- Modelling of physiological systems Medical device design Microvascular flows Control systems Systems engineering Signal processing Optimisation
Current PhD Students
Andrew Chipperfield graduated with a BSc(Hons) in Computer Systems Engineering from University College of North Wales, Bangor, in 1989. In 1995 he obtained his PhD on computer aided control systems design in the Department of Automatic Control and Systems at the University of Sheffield as a research assistant. After spending three years as a research fellow in the Rolls Royce University Technology Centre for Systems and Control he was appointed lecturer in aerospace and control engineering. In 2002 he joined Southampton as a senior lecturer in computational methods.
His research interests are broadly in the fields of applying modelling, optimisation and control to real-world problems. An early example being the creation of the Genetic Algorithm Toolbox for Matlab which has been in use at 500+ industrial and academic sites worldwide, most notably helping NASA reduce the landing footprint of the Mars Pathfinder. In particular, multiobjective optimization techniques developed with Fleming (Sheffield) have been successfully applied to a wide range of problem domains from drug discovery (GlaxoSmithKline) and process scheduling (Beetson Clark) to system identification and control system optimization (Rolls Royce, BAE Systems, QinetiQ, DSTL). Previous research projects have include life-cycle cost modelling for UAV design using multiple simulation and modelling strategies and the use of mathematical modelling in large-scale data management for health monitoring and prognostics in helicopter fleet management (GE Aviation). Other collaborations have included the design of controllers for solar-thermal power generation (Tsang and Man, HK City University), optimisation in robust control (Whidborne, Cranfield)  and the control of novel agile UAVs (VTOL Technologies and MoD).

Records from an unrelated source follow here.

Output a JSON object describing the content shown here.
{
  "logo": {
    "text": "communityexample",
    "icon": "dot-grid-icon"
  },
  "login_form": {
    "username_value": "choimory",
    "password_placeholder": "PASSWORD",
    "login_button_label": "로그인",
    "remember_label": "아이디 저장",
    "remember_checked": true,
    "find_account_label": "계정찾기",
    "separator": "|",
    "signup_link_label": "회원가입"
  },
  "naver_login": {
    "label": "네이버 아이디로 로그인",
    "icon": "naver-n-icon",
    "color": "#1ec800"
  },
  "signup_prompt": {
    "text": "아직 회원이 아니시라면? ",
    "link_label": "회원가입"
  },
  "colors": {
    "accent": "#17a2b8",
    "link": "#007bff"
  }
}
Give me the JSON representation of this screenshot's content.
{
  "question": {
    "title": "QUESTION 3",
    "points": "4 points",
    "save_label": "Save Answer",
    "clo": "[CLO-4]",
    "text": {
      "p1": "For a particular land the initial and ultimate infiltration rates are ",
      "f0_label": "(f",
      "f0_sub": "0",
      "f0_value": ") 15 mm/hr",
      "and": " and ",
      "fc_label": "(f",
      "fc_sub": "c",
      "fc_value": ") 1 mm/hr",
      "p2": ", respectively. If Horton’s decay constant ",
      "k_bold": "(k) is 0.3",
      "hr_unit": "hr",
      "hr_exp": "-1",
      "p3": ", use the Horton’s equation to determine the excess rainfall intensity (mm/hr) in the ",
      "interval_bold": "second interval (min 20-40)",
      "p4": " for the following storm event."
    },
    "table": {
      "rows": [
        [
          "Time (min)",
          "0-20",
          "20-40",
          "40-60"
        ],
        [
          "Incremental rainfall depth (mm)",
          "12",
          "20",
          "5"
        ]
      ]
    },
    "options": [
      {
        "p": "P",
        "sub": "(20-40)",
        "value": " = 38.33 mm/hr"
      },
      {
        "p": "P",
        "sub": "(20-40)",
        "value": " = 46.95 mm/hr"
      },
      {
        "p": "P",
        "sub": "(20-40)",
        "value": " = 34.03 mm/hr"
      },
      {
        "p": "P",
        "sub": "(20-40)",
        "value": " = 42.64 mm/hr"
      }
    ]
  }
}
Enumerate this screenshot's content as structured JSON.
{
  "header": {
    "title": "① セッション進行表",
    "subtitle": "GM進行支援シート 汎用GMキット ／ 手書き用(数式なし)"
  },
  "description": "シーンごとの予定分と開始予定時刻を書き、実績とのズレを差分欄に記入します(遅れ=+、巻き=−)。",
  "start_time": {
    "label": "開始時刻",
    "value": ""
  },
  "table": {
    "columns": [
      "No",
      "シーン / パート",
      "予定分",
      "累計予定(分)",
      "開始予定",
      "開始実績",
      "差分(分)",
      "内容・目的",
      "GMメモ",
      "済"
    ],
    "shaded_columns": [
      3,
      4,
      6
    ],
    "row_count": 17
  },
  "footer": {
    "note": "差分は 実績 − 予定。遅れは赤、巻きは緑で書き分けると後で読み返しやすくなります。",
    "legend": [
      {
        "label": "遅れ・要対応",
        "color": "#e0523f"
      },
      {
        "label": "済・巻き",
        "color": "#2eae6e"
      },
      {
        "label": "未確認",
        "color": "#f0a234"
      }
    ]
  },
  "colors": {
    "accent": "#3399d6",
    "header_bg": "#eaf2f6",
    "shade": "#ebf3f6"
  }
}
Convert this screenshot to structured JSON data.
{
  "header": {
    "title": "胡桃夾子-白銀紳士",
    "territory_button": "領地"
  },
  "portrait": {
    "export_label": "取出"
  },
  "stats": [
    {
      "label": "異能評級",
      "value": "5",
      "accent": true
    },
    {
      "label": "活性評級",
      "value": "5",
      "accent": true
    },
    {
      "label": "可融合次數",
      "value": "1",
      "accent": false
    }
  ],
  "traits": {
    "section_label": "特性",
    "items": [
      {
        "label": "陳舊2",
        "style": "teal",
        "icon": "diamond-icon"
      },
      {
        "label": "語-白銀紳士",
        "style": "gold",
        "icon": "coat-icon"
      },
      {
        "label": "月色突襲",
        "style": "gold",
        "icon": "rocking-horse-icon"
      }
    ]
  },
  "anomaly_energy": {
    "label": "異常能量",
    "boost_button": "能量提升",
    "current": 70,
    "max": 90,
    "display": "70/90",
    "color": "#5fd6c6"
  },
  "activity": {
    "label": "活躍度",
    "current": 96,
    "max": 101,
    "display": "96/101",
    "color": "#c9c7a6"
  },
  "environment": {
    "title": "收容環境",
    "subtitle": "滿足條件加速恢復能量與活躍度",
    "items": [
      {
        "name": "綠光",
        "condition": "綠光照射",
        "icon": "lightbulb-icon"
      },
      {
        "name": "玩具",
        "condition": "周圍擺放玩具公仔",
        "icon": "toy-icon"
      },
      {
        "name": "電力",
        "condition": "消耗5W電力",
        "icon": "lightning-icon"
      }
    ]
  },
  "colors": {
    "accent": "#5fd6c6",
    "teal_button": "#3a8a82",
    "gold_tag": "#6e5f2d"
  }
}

His current research is primarily focused on applying these systems engineering techniques to problems in biomedical and clinical science. He works closely with colleagues in medicine in Southampton and elsewhere and focuses on diabetes, metabolic syndrome and obesity. This work has been supported by EPSRC, Diabetes UK and industrial sponsorship.